Segment Start: MATERIAL PROVIDED
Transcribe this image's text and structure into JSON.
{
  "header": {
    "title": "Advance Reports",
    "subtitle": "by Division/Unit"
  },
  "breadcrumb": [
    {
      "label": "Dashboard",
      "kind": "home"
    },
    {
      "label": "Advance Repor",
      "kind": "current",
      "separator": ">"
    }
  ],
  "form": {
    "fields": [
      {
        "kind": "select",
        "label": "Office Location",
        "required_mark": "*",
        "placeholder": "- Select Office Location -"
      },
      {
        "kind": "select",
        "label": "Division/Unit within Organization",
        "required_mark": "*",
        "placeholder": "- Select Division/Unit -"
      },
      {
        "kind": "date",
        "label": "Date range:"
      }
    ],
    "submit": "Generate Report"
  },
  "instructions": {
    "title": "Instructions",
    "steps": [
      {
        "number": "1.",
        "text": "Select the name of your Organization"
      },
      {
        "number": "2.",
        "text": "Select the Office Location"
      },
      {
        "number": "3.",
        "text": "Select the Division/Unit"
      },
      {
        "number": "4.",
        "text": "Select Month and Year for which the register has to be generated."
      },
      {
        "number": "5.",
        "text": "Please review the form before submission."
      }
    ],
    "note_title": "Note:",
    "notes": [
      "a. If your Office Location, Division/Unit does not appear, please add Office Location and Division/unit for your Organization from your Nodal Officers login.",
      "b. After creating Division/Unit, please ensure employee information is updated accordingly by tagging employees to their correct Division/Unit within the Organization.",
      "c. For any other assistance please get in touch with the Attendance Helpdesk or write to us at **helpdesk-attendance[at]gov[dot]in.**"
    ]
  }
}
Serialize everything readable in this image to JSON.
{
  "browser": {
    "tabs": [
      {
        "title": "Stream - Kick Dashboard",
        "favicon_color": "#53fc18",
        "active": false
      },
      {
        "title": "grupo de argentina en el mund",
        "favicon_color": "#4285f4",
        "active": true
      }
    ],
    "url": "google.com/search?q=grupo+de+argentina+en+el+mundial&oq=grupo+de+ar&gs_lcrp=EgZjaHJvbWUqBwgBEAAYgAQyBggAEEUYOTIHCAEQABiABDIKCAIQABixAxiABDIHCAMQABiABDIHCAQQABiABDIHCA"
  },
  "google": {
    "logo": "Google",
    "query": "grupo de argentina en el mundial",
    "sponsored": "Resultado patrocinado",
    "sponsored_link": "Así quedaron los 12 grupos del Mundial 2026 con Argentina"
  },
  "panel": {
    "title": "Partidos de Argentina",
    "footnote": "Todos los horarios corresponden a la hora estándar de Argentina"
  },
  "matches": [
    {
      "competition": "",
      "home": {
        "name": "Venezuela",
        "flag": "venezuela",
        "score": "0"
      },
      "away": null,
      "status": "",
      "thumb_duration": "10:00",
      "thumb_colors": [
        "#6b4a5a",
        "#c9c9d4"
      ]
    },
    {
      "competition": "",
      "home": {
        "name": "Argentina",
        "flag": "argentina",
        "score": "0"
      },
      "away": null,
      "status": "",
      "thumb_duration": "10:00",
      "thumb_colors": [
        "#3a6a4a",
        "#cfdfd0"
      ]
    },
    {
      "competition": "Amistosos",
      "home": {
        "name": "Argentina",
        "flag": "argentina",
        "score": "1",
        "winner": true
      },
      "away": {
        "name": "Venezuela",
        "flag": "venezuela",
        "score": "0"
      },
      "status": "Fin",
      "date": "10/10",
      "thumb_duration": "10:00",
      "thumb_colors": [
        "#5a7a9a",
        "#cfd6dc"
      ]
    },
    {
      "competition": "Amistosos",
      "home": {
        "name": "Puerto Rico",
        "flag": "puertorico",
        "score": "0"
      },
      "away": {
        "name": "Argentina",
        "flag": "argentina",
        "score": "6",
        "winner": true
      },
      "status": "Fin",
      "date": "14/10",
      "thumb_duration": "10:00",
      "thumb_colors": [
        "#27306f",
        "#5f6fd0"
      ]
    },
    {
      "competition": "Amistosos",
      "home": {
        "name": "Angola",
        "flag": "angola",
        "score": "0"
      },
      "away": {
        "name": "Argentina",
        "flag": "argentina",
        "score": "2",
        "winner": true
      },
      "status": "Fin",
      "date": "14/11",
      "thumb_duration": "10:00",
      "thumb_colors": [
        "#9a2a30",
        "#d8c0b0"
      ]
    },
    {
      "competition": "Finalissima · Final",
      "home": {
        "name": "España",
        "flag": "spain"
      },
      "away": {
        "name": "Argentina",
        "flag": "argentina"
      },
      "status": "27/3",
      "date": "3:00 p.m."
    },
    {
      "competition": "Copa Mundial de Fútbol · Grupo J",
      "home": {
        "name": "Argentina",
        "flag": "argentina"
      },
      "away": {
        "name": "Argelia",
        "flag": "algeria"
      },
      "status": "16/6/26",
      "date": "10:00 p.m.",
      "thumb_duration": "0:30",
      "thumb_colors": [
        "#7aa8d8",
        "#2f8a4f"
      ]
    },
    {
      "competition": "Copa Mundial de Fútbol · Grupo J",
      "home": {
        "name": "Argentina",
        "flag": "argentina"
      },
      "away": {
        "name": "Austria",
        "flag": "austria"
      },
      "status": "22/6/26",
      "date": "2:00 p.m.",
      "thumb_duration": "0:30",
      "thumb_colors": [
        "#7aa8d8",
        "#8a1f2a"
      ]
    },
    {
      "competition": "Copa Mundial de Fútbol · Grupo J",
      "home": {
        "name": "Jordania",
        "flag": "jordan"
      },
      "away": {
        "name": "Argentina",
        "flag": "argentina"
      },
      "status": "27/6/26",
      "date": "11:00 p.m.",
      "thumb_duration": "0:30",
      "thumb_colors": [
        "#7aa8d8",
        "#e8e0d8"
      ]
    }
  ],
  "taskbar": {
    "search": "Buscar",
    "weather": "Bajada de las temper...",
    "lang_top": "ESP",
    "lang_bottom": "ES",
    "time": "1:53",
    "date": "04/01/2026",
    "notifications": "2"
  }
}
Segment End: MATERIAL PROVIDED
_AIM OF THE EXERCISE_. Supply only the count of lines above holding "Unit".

_OUTPUT_. 6